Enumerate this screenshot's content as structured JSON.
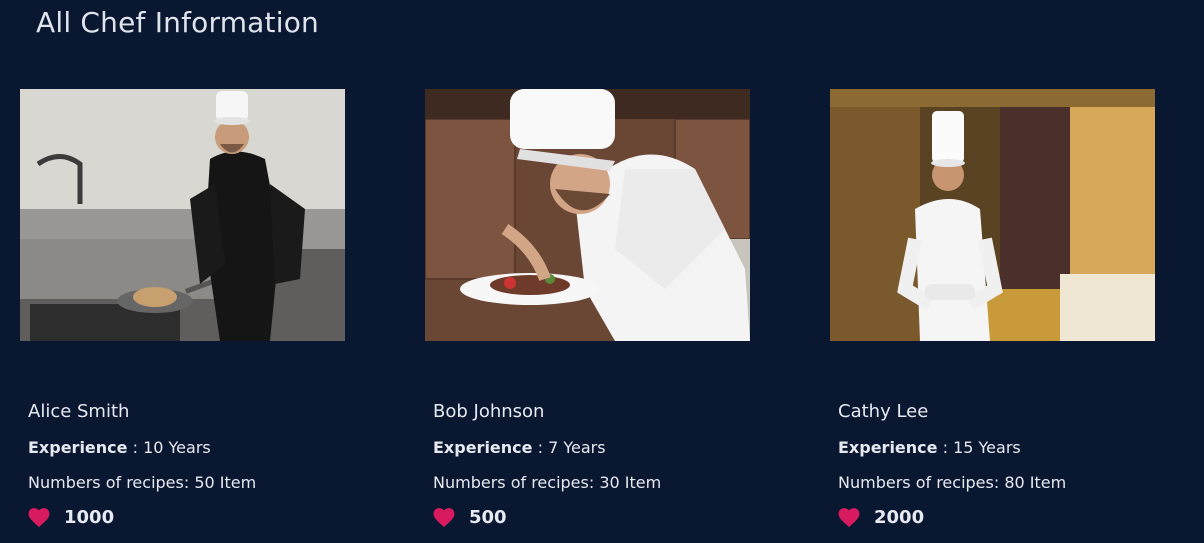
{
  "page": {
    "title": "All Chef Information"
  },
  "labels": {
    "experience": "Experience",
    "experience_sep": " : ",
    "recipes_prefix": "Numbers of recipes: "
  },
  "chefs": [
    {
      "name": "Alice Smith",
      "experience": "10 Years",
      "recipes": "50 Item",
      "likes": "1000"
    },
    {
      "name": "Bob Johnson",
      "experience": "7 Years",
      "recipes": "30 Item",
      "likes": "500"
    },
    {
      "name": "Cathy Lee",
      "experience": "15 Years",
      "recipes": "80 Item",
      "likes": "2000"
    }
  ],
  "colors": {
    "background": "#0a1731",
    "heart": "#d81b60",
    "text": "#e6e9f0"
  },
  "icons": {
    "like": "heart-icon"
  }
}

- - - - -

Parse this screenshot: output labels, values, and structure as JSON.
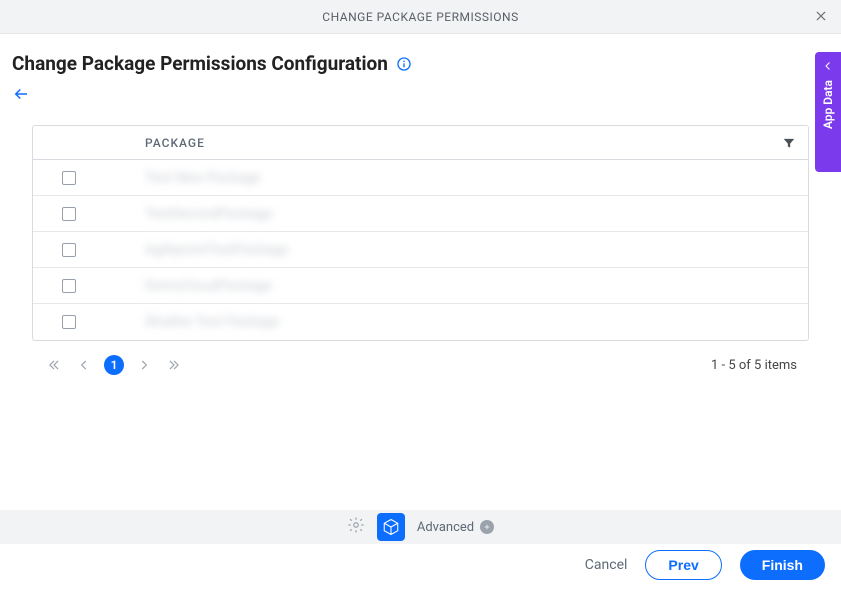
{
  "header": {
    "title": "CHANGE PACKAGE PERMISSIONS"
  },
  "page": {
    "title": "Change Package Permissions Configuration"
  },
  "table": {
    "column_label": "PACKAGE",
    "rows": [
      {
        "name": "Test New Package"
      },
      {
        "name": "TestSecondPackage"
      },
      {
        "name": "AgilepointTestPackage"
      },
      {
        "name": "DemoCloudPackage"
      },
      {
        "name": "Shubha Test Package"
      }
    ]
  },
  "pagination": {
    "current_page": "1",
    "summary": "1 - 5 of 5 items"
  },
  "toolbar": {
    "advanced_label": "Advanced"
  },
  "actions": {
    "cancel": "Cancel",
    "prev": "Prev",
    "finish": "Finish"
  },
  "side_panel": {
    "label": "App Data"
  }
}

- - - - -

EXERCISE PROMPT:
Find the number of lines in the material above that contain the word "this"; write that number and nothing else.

EXERCISE OUTPUT:
2